The inert nature of the carbonated rock and the fact that the ICS process needs only familiar plant and equipment suggest a quite rapid path to its commercialisation and, critically, the potential for worldwide deployment, to the extent where serious inroads into carbon dioxide emissions from coal-fired power stations may be expected within a couple of decades.
Significantly, the ultramafic rocks used in the ICS process tend also to host many important base metals including nickel, chromium, platinum-group metals, copper-gold, and iron. The ICS process would convert many of these metals to more readily recoverable forms, eg iron to magnetite, and nickel and copper to ammines in solution.
Their heavy metal content leads to a common surface indicator for ultramafic rocks: natural vegetation communities hosted in soils formed on them tend to be impoverished, trees tend to be few and stunted even in high rainfall areas, while grasses and other plants are hardy and slow-growing. Such areas are well described by the term ‘serpentine barrens’. It follows that the recovery of these metals will yield, as a further bonus, more productive soils – as a side effect of emplacement of the carbonated product of the ICS process.
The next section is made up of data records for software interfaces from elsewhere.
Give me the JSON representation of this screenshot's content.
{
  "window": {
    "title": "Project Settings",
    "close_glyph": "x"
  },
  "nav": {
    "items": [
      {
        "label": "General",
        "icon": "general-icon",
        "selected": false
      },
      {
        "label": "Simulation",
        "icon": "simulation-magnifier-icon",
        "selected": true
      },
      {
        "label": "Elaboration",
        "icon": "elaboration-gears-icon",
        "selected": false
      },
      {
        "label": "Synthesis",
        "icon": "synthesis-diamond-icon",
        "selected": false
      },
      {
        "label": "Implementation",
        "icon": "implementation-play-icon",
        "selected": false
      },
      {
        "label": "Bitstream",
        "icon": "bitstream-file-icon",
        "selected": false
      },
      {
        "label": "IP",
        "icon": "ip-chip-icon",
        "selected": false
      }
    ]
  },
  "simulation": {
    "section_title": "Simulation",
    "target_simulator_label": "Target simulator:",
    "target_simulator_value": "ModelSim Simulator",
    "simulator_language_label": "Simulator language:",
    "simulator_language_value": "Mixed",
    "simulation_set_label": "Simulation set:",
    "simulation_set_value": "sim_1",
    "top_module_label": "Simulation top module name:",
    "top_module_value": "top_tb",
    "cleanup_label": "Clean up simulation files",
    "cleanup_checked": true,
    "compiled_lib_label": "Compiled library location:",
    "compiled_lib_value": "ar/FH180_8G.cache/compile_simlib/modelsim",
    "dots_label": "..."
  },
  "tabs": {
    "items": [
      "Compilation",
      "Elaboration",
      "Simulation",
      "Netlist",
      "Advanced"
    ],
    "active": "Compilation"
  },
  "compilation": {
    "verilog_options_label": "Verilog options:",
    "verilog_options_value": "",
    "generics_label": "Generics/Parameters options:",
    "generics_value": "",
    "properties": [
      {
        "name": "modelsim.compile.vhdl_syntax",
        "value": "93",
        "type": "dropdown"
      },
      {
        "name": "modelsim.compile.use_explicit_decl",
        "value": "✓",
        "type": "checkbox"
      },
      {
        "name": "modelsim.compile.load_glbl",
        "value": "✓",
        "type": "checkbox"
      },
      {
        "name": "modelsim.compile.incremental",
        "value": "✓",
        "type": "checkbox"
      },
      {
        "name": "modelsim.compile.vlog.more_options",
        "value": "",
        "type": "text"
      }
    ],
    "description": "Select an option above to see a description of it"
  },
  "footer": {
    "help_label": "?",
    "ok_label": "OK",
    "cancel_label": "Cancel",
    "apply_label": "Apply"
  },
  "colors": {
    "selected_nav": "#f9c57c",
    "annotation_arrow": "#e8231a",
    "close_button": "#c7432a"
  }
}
The potential revenue from the recovery of such metals as byproducts could offset partially, and at times fully, the cost of carbon capture and storage. By way of example, a typical serpentinite may contain 10 per cent magnetite and 0.2 per cent nickel-equivalent (including cobalt). Since to capture one tonne of carbon dioxide it takes three tonnes of serpentinite, with reasonable assumptions for recoveries we can assume byproduct production of 250 kg of magnetite and 4 kg of nickel per tonne of carbon dioxide captured, which at US$40/tonne and US$10/kilogram respectively, should yield gross revenues of US$50/tonne of carbon dioxide captured, ie, a sum sufficient to offset fully, the cost of capturing and storing that quantity of CO2. While the additional costs involved in recovering these byproducts in marketable form would need to be included in any particular total project cost structure, these numbers do indicate the significance of likely base-metal credits. They promise to have a major, positive impact on the economics of the first wave of installations of the ICS process, when such revenues would be needed most.